The death penalty was introduced in colonial Northern Rhodesia in 1931 as the punishment for anyone convicted of murder, treason or aggravated robbery. It was given effect by the criminal procedure code (CPC) two years later, backed by article 12 of the country’s bill of rights, unchanged since 1963. Since independence from Britain in 1964, Zambia has executed 72 people with 380 currently on death row.
President Lazarus Chakwera reshuffles cabinet
Malawi President Lazarus McCarthy Chakwera fired eight ministers late Tuesday in his first Cabinet reshuffle of 2023. Chakwera reduced ministerial posts from 30 to 25, including deputy ministers, and removed ministerial portfolios for himself and deputy Saulos Chilima. The Malawi leader, who dissolved his entire Cabinet last year because of corruption allegations against ministers, has since replaced the eight with new faces.
The new appointments are to take effect from 31 January 2023. Some of the affected ministers are Information Minister Gospel Kazako, Local Government Minister Blessings Chinsinga, Community Development and Social Welfare Minister Patricia Kaliati and ruling Malawi Congress Party’s Secretary General Eisenhower Mkaka, who was Environment Minister.
Chakwera, in a surprising move, appointed a deputy minister to Local Government, Unity and Culture from the opposition Democratic Progressive Party that is led by his predecessor Peter Mutharika. Chakwera vowed in his New Year’s Day address that he would name a new Cabinet focused on maximizing the country’s limited resources to improve service delivery. The promise generated interest from a nation that wondered why he should maintain a 30-member Cabinet comprising the president, vice president, 20 ministers and eight deputies in a struggling economy. Chakwera’s initial 31-member Cabinet in July 2020 was criticized for having family members, unequal gender representation and too many ministers from his home district of Lilongwe.
Police impersonator arrested
Momodou Mbowe, an alleged impersonator who has been claiming and parading himself as a police officer was, on Monday, arrested at Nyofelleh Village for alleged theft. In a video shared on social media, Mbowe was found with a police warrant card and a baton charge with a cutlass in a yellow taxi. During the incident he told the crowd that he was a police officer. The youths alleged that he stole a mobile phone, belonging to the shopkeeper from whom he went to buy something.

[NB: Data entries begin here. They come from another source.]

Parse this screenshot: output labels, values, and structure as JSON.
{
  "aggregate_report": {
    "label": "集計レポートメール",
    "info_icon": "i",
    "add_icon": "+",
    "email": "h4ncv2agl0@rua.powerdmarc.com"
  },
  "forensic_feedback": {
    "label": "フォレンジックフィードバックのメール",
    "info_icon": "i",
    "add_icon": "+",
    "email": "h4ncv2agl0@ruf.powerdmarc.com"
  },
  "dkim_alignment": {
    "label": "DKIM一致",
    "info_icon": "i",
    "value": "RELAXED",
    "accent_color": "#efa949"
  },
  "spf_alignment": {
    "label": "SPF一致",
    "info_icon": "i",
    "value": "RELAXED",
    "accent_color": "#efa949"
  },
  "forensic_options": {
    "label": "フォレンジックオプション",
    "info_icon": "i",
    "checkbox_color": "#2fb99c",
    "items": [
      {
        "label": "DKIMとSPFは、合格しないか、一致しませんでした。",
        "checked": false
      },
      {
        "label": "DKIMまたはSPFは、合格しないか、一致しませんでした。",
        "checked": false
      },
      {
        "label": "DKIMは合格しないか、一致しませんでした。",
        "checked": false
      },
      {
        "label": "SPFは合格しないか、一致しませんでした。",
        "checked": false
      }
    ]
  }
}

When asked by the crowd why he stole the phone he responded, “I just found the phone at the door here, I picked up the phone to return it. We are here to solve the problem”, the impersonator Momodu Mbowe told the crowd.

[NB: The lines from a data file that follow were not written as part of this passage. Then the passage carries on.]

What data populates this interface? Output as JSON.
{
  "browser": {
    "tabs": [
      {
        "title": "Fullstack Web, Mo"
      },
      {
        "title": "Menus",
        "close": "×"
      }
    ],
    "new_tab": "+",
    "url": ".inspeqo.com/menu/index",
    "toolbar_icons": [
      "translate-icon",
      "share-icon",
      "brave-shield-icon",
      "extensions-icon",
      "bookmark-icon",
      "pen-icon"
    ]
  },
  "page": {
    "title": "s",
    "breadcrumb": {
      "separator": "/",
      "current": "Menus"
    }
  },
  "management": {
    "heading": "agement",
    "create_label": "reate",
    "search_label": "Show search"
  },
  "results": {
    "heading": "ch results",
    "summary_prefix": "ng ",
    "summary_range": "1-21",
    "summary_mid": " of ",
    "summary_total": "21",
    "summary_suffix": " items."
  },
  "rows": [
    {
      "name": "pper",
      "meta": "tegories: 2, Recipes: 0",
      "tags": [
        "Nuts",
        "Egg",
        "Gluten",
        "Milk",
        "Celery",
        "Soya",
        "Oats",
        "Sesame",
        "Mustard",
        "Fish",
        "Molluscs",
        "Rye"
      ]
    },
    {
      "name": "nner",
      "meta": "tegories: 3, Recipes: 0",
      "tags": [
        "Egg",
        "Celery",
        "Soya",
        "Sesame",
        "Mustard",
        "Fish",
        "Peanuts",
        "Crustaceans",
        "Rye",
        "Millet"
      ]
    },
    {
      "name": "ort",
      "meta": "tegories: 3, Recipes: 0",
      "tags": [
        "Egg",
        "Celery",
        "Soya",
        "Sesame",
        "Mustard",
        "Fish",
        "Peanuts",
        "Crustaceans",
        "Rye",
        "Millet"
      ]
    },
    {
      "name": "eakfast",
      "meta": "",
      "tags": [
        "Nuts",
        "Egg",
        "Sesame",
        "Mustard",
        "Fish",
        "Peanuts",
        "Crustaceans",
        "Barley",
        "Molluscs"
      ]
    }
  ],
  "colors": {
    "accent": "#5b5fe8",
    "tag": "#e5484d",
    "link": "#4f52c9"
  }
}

The villagers speaking in the video expressed that the particular shop that Mbowe was alleged to have robbed was in the past broken into by thieves on two occasions, and this time they caught a man who claimed to be a police officer.

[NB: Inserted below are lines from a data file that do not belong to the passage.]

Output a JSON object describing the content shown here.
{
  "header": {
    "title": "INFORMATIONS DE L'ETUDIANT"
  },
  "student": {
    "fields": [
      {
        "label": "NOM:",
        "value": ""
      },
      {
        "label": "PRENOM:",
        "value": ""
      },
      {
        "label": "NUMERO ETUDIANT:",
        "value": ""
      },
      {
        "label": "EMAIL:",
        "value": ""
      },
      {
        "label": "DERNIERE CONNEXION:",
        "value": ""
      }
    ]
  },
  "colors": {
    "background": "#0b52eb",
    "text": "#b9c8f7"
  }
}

Confirming this incident from the police, Muhammed Y Darboe, the Deputy Public Relations Officer of the Gambia Police Force has told The Voice that the Police Force is aware of the incident, and they are investigating the matter to confirm whether the suspect (Momodou Mbowe) is a trained police officer or not.